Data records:
⁂

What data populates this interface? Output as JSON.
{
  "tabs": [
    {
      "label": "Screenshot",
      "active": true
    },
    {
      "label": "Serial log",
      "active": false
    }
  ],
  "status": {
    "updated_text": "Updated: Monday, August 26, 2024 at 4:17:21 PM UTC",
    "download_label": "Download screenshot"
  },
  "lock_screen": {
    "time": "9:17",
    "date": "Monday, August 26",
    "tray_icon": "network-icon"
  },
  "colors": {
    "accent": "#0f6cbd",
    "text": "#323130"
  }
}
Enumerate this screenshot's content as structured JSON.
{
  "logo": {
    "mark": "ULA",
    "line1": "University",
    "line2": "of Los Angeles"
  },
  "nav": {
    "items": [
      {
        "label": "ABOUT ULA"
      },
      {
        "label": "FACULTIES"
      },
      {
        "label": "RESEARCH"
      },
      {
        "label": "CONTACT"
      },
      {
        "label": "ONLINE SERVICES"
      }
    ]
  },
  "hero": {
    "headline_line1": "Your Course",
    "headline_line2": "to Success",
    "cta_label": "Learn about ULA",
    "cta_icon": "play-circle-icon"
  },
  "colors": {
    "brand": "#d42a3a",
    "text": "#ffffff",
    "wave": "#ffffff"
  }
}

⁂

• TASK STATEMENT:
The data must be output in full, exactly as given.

• THE ANSWER:
What data populates this interface? Output as JSON.
{
  "tabs": [
    {
      "label": "Screenshot",
      "active": true
    },
    {
      "label": "Serial log",
      "active": false
    }
  ],
  "status": {
    "updated_text": "Updated: Monday, August 26, 2024 at 4:17:21 PM UTC",
    "download_label": "Download screenshot"
  },
  "lock_screen": {
    "time": "9:17",
    "date": "Monday, August 26",
    "tray_icon": "network-icon"
  },
  "colors": {
    "accent": "#0f6cbd",
    "text": "#323130"
  }
}
Enumerate this screenshot's content as structured JSON.
{
  "logo": {
    "mark": "ULA",
    "line1": "University",
    "line2": "of Los Angeles"
  },
  "nav": {
    "items": [
      {
        "label": "ABOUT ULA"
      },
      {
        "label": "FACULTIES"
      },
      {
        "label": "RESEARCH"
      },
      {
        "label": "CONTACT"
      },
      {
        "label": "ONLINE SERVICES"
      }
    ]
  },
  "hero": {
    "headline_line1": "Your Course",
    "headline_line2": "to Success",
    "cta_label": "Learn about ULA",
    "cta_icon": "play-circle-icon"
  },
  "colors": {
    "brand": "#d42a3a",
    "text": "#ffffff",
    "wave": "#ffffff"
  }
}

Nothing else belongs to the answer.